■ **Work request**
Only lines with the word "label" belong in the answer; copy them from the records below.
++++ Data shown ++++
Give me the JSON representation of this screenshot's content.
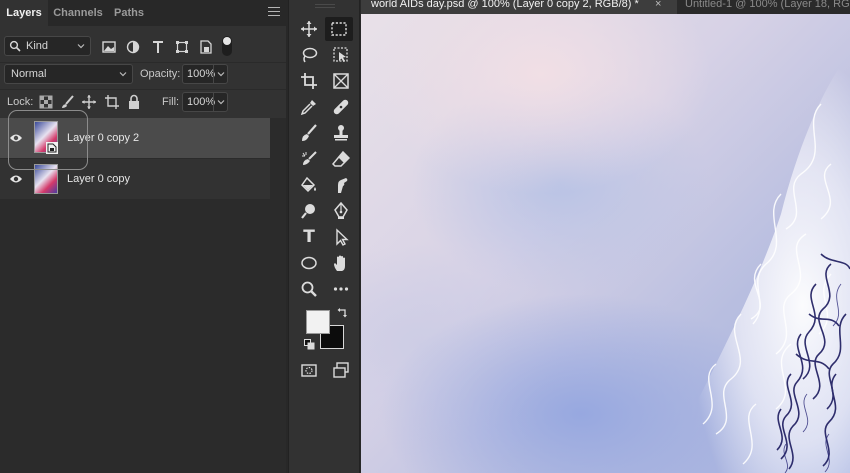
{
  "layers_panel": {
    "tabs": [
      {
        "label": "Layers",
        "active": true
      },
      {
        "label": "Channels",
        "active": false
      },
      {
        "label": "Paths",
        "active": false
      }
    ],
    "filter": {
      "label": "Kind"
    },
    "blend_mode": "Normal",
    "opacity": {
      "label": "Opacity:",
      "value": "100%"
    },
    "lock": {
      "label": "Lock:"
    },
    "fill": {
      "label": "Fill:",
      "value": "100%"
    },
    "layers": [
      {
        "name": "Layer 0 copy 2",
        "selected": true
      },
      {
        "name": "Layer 0 copy",
        "selected": false
      }
    ]
  },
  "toolbar": {
    "tools": [
      "rectangular-marquee",
      "move",
      "lasso",
      "object-selection",
      "crop",
      "frame",
      "eyedropper",
      "healing-brush",
      "brush",
      "clone-stamp",
      "history-brush",
      "eraser",
      "paint-bucket",
      "smudge",
      "dodge",
      "pen",
      "type",
      "path-selection",
      "ellipse",
      "hand",
      "zoom",
      "more"
    ],
    "type_tool_glyph": "T",
    "foreground_color": "#f2f2f2",
    "background_color": "#0c0c0c"
  },
  "documents": {
    "tabs": [
      {
        "label": "world AIDs day.psd @ 100% (Layer 0 copy 2, RGB/8) *",
        "active": true
      },
      {
        "label": "Untitled-1 @ 100% (Layer 18, RG",
        "active": false
      }
    ],
    "close_glyph": "×"
  }
}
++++
■ **Expected answer**
        "label": "Layers",
        "label": "Channels",
        "label": "Paths",
      "label": "Kind"
      "label": "Opacity:",
      "label": "Lock:"
      "label": "Fill:",
        "label": "world AIDs day.psd @ 100% (Layer 0 copy 2, RGB/8) *",
        "label": "Untitled-1 @ 100% (Layer 18, RG",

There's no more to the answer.